##### Materials provided #####

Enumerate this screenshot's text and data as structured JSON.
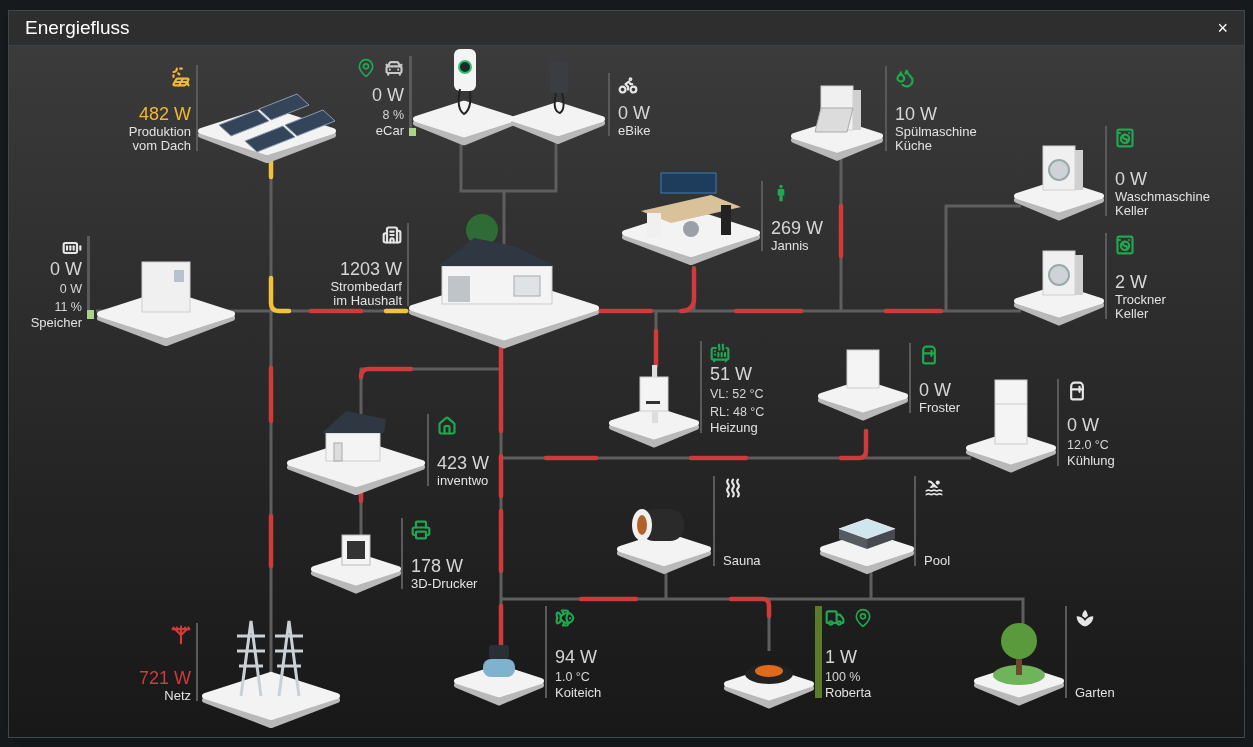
{
  "window": {
    "title": "Energiefluss",
    "close": "×"
  },
  "nodes": [
    {
      "kind": "solar",
      "color": "#f4b731",
      "accent": true,
      "power": "482 W",
      "name": [
        "Produktion",
        "vom Dach"
      ]
    },
    {
      "kind": "wallbox",
      "color": "#c8c8c8",
      "located": true,
      "power": "0 W",
      "readings": [
        "8 %"
      ],
      "name": [
        "eCar"
      ],
      "level": 0.08
    },
    {
      "kind": "ebike",
      "color": "#e6e6e6",
      "power": "0 W",
      "name": [
        "eBike"
      ]
    },
    {
      "kind": "dishwasher",
      "color": "#1fa84f",
      "power": "10 W",
      "name": [
        "Spülmaschine",
        "Küche"
      ]
    },
    {
      "kind": "battery",
      "color": "#e6e6e6",
      "power": "0 W",
      "readings": [
        "0 W",
        "11 %"
      ],
      "name": [
        "Speicher"
      ],
      "level": 0.11
    },
    {
      "kind": "house",
      "color": "#e6e6e6",
      "power": "1203 W",
      "name": [
        "Strombedarf",
        "im Haushalt"
      ]
    },
    {
      "kind": "desk",
      "color": "#1fa84f",
      "power": "269 W",
      "name": [
        "Jannis"
      ]
    },
    {
      "kind": "washer",
      "color": "#1fa84f",
      "power": "0 W",
      "name": [
        "Waschmaschine",
        "Keller"
      ]
    },
    {
      "kind": "dryer",
      "color": "#1fa84f",
      "power": "2 W",
      "name": [
        "Trockner",
        "Keller"
      ]
    },
    {
      "kind": "smallhouse",
      "color": "#1fa84f",
      "power": "423 W",
      "name": [
        "inventwo"
      ]
    },
    {
      "kind": "heater",
      "color": "#1fa84f",
      "power": "51 W",
      "readings": [
        "VL: 52 °C",
        "RL: 48 °C"
      ],
      "name": [
        "Heizung"
      ]
    },
    {
      "kind": "freezer",
      "color": "#1fa84f",
      "power": "0 W",
      "name": [
        "Froster"
      ]
    },
    {
      "kind": "fridge",
      "color": "#e6e6e6",
      "power": "0 W",
      "readings": [
        "12.0 °C"
      ],
      "name": [
        "Kühlung"
      ]
    },
    {
      "kind": "printer",
      "color": "#1fa84f",
      "power": "178 W",
      "name": [
        "3D-Drucker"
      ]
    },
    {
      "kind": "sauna",
      "color": "#e6e6e6",
      "name": [
        "Sauna"
      ]
    },
    {
      "kind": "pool",
      "color": "#e6e6e6",
      "name": [
        "Pool"
      ]
    },
    {
      "kind": "grid",
      "color": "#d13b3b",
      "accent": true,
      "power": "721 W",
      "name": [
        "Netz"
      ]
    },
    {
      "kind": "pump",
      "color": "#1fa84f",
      "power": "94 W",
      "readings": [
        "1.0 °C"
      ],
      "name": [
        "Koiteich"
      ]
    },
    {
      "kind": "mower",
      "color": "#1fa84f",
      "located": true,
      "power": "1 W",
      "readings": [
        "100 %"
      ],
      "name": [
        "Roberta"
      ],
      "level": 1.0
    },
    {
      "kind": "garden",
      "color": "#e6e6e6",
      "name": [
        "Garten"
      ]
    }
  ]
}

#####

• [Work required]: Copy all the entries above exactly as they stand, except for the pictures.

• [Answer to this task]:
Enumerate this screenshot's text and data as structured JSON.
{
  "window": {
    "title": "Energiefluss",
    "close": "×"
  },
  "nodes": [
    {
      "kind": "solar",
      "color": "#f4b731",
      "accent": true,
      "power": "482 W",
      "name": [
        "Produktion",
        "vom Dach"
      ]
    },
    {
      "kind": "wallbox",
      "color": "#c8c8c8",
      "located": true,
      "power": "0 W",
      "readings": [
        "8 %"
      ],
      "name": [
        "eCar"
      ],
      "level": 0.08
    },
    {
      "kind": "ebike",
      "color": "#e6e6e6",
      "power": "0 W",
      "name": [
        "eBike"
      ]
    },
    {
      "kind": "dishwasher",
      "color": "#1fa84f",
      "power": "10 W",
      "name": [
        "Spülmaschine",
        "Küche"
      ]
    },
    {
      "kind": "battery",
      "color": "#e6e6e6",
      "power": "0 W",
      "readings": [
        "0 W",
        "11 %"
      ],
      "name": [
        "Speicher"
      ],
      "level": 0.11
    },
    {
      "kind": "house",
      "color": "#e6e6e6",
      "power": "1203 W",
      "name": [
        "Strombedarf",
        "im Haushalt"
      ]
    },
    {
      "kind": "desk",
      "color": "#1fa84f",
      "power": "269 W",
      "name": [
        "Jannis"
      ]
    },
    {
      "kind": "washer",
      "color": "#1fa84f",
      "power": "0 W",
      "name": [
        "Waschmaschine",
        "Keller"
      ]
    },
    {
      "kind": "dryer",
      "color": "#1fa84f",
      "power": "2 W",
      "name": [
        "Trockner",
        "Keller"
      ]
    },
    {
      "kind": "smallhouse",
      "color": "#1fa84f",
      "power": "423 W",
      "name": [
        "inventwo"
      ]
    },
    {
      "kind": "heater",
      "color": "#1fa84f",
      "power": "51 W",
      "readings": [
        "VL: 52 °C",
        "RL: 48 °C"
      ],
      "name": [
        "Heizung"
      ]
    },
    {
      "kind": "freezer",
      "color": "#1fa84f",
      "power": "0 W",
      "name": [
        "Froster"
      ]
    },
    {
      "kind": "fridge",
      "color": "#e6e6e6",
      "power": "0 W",
      "readings": [
        "12.0 °C"
      ],
      "name": [
        "Kühlung"
      ]
    },
    {
      "kind": "printer",
      "color": "#1fa84f",
      "power": "178 W",
      "name": [
        "3D-Drucker"
      ]
    },
    {
      "kind": "sauna",
      "color": "#e6e6e6",
      "name": [
        "Sauna"
      ]
    },
    {
      "kind": "pool",
      "color": "#e6e6e6",
      "name": [
        "Pool"
      ]
    },
    {
      "kind": "grid",
      "color": "#d13b3b",
      "accent": true,
      "power": "721 W",
      "name": [
        "Netz"
      ]
    },
    {
      "kind": "pump",
      "color": "#1fa84f",
      "power": "94 W",
      "readings": [
        "1.0 °C"
      ],
      "name": [
        "Koiteich"
      ]
    },
    {
      "kind": "mower",
      "color": "#1fa84f",
      "located": true,
      "power": "1 W",
      "readings": [
        "100 %"
      ],
      "name": [
        "Roberta"
      ],
      "level": 1.0
    },
    {
      "kind": "garden",
      "color": "#e6e6e6",
      "name": [
        "Garten"
      ]
    }
  ]
}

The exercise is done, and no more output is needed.